### EXERCISE
Print out the full material below, exact in every line, with no images included.

### DATA SHOWN
╔══
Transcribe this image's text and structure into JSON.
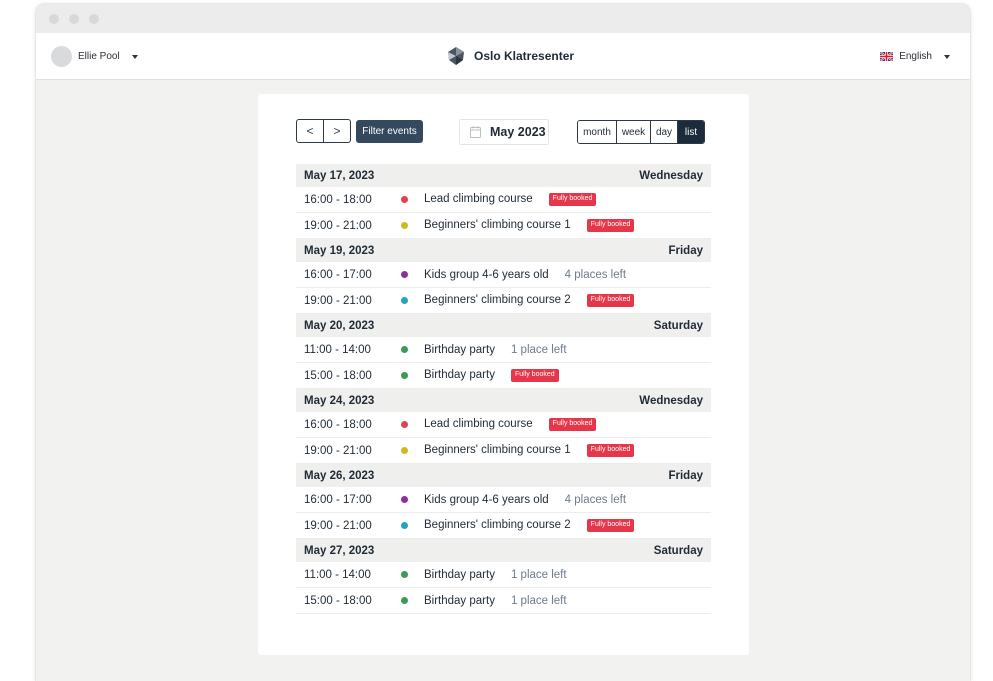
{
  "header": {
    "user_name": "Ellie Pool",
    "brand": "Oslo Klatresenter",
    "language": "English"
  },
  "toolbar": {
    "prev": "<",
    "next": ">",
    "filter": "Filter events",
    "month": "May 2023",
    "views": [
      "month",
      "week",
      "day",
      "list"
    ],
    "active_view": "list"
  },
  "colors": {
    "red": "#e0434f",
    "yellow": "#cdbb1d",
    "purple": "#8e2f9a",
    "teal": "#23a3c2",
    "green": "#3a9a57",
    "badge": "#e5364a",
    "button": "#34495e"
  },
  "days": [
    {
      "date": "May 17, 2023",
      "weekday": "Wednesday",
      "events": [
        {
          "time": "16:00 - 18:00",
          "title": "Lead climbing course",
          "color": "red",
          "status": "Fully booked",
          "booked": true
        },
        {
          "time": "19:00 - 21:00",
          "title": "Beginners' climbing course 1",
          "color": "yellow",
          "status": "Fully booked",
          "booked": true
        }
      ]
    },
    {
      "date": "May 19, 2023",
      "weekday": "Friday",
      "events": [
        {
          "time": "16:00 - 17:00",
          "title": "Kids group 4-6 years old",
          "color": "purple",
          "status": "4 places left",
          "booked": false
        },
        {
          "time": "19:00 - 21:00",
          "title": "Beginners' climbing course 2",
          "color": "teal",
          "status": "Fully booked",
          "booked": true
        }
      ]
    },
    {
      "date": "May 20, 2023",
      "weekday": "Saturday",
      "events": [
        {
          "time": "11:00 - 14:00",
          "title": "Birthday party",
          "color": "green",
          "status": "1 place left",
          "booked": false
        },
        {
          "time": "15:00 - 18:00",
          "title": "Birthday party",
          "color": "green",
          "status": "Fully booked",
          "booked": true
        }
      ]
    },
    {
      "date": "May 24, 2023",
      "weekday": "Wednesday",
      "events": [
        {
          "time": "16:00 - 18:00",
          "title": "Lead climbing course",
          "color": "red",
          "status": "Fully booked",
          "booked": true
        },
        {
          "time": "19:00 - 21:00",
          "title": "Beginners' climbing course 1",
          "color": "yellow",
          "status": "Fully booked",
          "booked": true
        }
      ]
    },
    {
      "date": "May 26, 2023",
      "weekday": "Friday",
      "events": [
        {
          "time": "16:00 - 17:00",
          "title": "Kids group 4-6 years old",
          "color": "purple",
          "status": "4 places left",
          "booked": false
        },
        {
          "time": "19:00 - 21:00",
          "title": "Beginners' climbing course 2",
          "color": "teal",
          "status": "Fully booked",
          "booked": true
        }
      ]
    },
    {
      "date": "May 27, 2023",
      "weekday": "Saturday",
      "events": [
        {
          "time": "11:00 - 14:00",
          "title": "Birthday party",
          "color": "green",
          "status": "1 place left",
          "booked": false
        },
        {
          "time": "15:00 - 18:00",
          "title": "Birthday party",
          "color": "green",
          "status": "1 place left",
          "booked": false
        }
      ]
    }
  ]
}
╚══
### RESPONSE
Transcribe this image's text and structure into JSON.
{
  "header": {
    "user_name": "Ellie Pool",
    "brand": "Oslo Klatresenter",
    "language": "English"
  },
  "toolbar": {
    "prev": "<",
    "next": ">",
    "filter": "Filter events",
    "month": "May 2023",
    "views": [
      "month",
      "week",
      "day",
      "list"
    ],
    "active_view": "list"
  },
  "colors": {
    "red": "#e0434f",
    "yellow": "#cdbb1d",
    "purple": "#8e2f9a",
    "teal": "#23a3c2",
    "green": "#3a9a57",
    "badge": "#e5364a",
    "button": "#34495e"
  },
  "days": [
    {
      "date": "May 17, 2023",
      "weekday": "Wednesday",
      "events": [
        {
          "time": "16:00 - 18:00",
          "title": "Lead climbing course",
          "color": "red",
          "status": "Fully booked",
          "booked": true
        },
        {
          "time": "19:00 - 21:00",
          "title": "Beginners' climbing course 1",
          "color": "yellow",
          "status": "Fully booked",
          "booked": true
        }
      ]
    },
    {
      "date": "May 19, 2023",
      "weekday": "Friday",
      "events": [
        {
          "time": "16:00 - 17:00",
          "title": "Kids group 4-6 years old",
          "color": "purple",
          "status": "4 places left",
          "booked": false
        },
        {
          "time": "19:00 - 21:00",
          "title": "Beginners' climbing course 2",
          "color": "teal",
          "status": "Fully booked",
          "booked": true
        }
      ]
    },
    {
      "date": "May 20, 2023",
      "weekday": "Saturday",
      "events": [
        {
          "time": "11:00 - 14:00",
          "title": "Birthday party",
          "color": "green",
          "status": "1 place left",
          "booked": false
        },
        {
          "time": "15:00 - 18:00",
          "title": "Birthday party",
          "color": "green",
          "status": "Fully booked",
          "booked": true
        }
      ]
    },
    {
      "date": "May 24, 2023",
      "weekday": "Wednesday",
      "events": [
        {
          "time": "16:00 - 18:00",
          "title": "Lead climbing course",
          "color": "red",
          "status": "Fully booked",
          "booked": true
        },
        {
          "time": "19:00 - 21:00",
          "title": "Beginners' climbing course 1",
          "color": "yellow",
          "status": "Fully booked",
          "booked": true
        }
      ]
    },
    {
      "date": "May 26, 2023",
      "weekday": "Friday",
      "events": [
        {
          "time": "16:00 - 17:00",
          "title": "Kids group 4-6 years old",
          "color": "purple",
          "status": "4 places left",
          "booked": false
        },
        {
          "time": "19:00 - 21:00",
          "title": "Beginners' climbing course 2",
          "color": "teal",
          "status": "Fully booked",
          "booked": true
        }
      ]
    },
    {
      "date": "May 27, 2023",
      "weekday": "Saturday",
      "events": [
        {
          "time": "11:00 - 14:00",
          "title": "Birthday party",
          "color": "green",
          "status": "1 place left",
          "booked": false
        },
        {
          "time": "15:00 - 18:00",
          "title": "Birthday party",
          "color": "green",
          "status": "1 place left",
          "booked": false
        }
      ]
    }
  ]
}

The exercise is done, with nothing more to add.